Another option is setting an amount allotment to be completed. For example, having your child read 10 pages or setting a limit on how long their creative writing needs to be.
Step Seven :: Plan All Your Subjects
As you walk through these steps to create your curriculum plan, you’ll need to fill in your grid for each subject. Now, this can feel very daunting, particularly when you’re looking at an empty grid! But take it one step, one subject at a time. As you do, you’ll begin to see your grid filling out and your homeschooling curriculum plan taking shape right before your eyes.
Final Thoughts :: Be Flexible
The most important thing is to keep a flexible mindset. Now, I’m not saying don’t do the work. I’m not saying that you stop teaching your child. What I am saying is to use your curriculum plan as a guide, not a taskmaster. You want to accomplish everything in your plan, but don’t forget you‘re working with people. If your curriculum plan becomes a taskmaster. If the grid becomes more important than the people you’re teaching – your children – a dangerous shift has taken place.
Yes, the grid is important. Yes, you should work the plan you’ve created. But always remember people are more important. If your child is not understanding a lesson, don’t push on into confusion. Slow down.
Remember, the ultimate goal of homeschooling is learning. Not getting through a set course material.

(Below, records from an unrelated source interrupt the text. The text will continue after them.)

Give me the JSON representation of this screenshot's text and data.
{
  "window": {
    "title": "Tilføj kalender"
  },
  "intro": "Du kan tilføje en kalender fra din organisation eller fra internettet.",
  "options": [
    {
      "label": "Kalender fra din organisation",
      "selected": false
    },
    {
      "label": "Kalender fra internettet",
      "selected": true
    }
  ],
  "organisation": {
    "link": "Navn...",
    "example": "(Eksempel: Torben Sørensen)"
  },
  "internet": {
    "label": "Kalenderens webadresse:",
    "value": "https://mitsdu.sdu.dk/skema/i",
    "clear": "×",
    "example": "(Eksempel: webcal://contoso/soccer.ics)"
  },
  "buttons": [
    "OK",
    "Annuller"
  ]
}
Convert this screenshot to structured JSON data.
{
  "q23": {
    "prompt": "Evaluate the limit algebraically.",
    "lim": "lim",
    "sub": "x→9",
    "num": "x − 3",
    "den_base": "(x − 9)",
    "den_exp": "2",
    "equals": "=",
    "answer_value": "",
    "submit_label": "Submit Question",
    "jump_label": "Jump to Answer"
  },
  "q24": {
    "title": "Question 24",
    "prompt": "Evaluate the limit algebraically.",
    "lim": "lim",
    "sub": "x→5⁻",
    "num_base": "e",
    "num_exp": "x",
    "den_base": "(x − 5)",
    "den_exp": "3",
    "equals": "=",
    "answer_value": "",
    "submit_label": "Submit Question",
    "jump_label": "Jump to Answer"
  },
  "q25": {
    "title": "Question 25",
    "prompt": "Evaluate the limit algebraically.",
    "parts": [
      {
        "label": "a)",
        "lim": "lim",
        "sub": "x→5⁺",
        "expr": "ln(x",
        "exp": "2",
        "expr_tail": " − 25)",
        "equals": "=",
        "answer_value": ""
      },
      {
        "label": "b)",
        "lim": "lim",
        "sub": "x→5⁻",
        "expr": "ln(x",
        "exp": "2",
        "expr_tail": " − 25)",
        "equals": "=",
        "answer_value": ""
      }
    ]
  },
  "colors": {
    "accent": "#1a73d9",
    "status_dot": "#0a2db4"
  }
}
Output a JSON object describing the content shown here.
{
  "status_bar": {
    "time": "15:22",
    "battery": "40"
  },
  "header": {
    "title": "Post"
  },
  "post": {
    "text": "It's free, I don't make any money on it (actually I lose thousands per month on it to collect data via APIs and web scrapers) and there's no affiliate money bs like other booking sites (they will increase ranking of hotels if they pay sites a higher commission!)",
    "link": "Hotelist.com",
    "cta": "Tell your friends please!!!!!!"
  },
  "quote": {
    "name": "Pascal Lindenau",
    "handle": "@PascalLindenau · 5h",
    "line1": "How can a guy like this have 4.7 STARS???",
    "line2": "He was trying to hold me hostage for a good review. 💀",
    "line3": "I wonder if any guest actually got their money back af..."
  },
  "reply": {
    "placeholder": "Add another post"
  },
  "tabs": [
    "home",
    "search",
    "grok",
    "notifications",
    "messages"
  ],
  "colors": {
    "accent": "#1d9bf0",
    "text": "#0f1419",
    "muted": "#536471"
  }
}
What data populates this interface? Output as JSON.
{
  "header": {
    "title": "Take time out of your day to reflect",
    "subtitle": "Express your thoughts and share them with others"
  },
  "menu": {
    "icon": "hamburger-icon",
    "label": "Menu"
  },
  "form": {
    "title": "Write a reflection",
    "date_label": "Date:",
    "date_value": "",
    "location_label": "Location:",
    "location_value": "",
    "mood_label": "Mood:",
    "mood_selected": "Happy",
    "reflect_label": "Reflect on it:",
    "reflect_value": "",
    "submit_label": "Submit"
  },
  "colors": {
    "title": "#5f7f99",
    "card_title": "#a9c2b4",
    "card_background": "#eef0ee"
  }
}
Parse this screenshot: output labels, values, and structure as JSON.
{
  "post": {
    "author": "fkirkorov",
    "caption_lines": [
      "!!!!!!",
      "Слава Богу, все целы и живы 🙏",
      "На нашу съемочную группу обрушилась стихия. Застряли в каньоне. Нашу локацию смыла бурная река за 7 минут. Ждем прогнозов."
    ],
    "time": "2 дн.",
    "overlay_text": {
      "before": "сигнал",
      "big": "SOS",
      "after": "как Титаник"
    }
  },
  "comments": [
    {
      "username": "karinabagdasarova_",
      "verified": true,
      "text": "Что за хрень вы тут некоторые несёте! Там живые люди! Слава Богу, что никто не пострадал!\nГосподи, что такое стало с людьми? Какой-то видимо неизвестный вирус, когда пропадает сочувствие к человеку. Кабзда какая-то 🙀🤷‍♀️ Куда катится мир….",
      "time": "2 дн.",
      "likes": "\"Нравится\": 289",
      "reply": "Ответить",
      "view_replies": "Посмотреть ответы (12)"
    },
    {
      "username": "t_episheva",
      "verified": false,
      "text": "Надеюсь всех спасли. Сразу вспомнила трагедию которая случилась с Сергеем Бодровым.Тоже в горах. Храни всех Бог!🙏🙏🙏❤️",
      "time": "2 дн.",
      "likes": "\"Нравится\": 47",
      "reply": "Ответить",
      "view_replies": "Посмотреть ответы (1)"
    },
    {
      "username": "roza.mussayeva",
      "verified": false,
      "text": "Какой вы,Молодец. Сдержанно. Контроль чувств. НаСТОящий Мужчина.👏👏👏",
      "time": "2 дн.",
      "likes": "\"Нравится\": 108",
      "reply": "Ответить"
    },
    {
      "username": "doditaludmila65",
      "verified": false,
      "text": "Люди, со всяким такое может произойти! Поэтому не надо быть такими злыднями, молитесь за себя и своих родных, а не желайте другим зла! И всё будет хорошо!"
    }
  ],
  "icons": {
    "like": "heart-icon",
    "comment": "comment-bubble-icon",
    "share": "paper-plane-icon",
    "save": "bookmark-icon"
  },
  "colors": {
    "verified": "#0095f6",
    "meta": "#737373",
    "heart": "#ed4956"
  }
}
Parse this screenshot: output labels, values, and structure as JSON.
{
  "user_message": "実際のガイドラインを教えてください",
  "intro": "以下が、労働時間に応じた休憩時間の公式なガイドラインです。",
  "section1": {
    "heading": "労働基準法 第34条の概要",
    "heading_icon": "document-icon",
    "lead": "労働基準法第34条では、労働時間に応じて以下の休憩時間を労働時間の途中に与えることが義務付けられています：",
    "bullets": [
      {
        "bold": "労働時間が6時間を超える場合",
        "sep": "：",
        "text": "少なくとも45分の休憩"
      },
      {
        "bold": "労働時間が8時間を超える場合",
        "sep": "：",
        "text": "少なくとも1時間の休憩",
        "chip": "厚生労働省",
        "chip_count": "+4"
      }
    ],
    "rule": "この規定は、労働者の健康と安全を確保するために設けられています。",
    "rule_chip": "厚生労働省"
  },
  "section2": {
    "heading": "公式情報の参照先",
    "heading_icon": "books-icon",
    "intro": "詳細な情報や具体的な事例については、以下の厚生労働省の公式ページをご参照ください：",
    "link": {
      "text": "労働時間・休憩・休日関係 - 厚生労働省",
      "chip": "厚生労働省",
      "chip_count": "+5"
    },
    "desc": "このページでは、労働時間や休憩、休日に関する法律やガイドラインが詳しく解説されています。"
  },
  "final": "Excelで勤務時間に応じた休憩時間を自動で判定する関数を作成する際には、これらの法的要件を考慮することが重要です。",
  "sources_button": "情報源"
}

When you keep this mindset, when you keep learning and learning how to learn as the ultimate goal of your homeschooling, all the other pieces will fall into place and your child will continue to learn and grow and thrive!
- Learning: The Ultimate Goal
- How to Begin Homeschooling Your Little Ones
- How to Create a Yearly Homeschooling Calendar
- The One Room Schoolhouse Approach
- How to Create a Daily Homeschooling Routine
Elizabeth Tatham, founder of Inspiration in the Everyday, is a homeschooling momma of 5 who loves helping other homeschooling mommas create a unique homeschooling adventure your kids will love…without the overwhelm! Join in on the journey with 7 simple steps to make your homeschooling day go faster, easier, and with less tears here.